DATA EXCERPTS:

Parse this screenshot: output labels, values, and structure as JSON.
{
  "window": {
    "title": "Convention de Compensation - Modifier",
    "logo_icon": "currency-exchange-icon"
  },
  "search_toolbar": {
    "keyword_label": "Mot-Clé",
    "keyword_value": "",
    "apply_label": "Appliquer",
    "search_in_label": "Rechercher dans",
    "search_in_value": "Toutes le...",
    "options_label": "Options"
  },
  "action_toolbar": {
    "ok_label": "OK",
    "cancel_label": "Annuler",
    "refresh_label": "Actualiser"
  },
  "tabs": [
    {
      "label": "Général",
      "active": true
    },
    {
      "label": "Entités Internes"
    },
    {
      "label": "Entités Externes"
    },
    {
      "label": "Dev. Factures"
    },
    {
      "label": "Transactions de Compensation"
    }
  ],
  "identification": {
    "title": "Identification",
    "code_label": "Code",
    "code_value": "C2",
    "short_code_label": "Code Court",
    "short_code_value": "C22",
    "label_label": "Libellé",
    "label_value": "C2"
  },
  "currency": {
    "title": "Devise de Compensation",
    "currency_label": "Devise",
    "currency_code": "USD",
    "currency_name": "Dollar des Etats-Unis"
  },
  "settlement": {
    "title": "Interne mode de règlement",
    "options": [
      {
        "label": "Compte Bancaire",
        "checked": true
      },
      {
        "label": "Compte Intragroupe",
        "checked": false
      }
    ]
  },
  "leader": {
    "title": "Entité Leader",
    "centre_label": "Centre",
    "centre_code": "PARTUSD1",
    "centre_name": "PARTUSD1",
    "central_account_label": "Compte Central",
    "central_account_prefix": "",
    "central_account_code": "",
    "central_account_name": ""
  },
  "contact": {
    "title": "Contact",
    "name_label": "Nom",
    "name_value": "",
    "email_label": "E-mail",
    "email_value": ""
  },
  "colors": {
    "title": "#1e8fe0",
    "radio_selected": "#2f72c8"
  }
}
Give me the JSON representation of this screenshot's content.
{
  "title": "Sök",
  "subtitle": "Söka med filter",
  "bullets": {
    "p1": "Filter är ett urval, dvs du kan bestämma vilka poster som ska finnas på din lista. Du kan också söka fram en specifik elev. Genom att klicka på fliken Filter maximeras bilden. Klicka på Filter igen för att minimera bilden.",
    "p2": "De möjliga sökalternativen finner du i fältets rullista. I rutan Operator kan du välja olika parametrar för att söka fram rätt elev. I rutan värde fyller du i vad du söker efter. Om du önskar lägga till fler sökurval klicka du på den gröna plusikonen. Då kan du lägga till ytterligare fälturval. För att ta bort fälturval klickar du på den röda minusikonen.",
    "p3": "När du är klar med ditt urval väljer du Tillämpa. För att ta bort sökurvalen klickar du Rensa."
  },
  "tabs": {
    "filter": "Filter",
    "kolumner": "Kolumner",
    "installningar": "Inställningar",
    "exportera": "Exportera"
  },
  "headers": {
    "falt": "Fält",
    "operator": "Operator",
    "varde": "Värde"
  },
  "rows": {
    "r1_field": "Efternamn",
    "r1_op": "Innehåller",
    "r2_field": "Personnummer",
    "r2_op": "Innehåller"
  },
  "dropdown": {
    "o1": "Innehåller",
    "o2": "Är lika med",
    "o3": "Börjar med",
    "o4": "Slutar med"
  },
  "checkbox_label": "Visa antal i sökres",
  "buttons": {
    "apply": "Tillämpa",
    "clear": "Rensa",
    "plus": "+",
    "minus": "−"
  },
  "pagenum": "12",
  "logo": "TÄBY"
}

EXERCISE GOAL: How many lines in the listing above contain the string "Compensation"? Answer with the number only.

RESULT FOR THIS EXERCISE: 3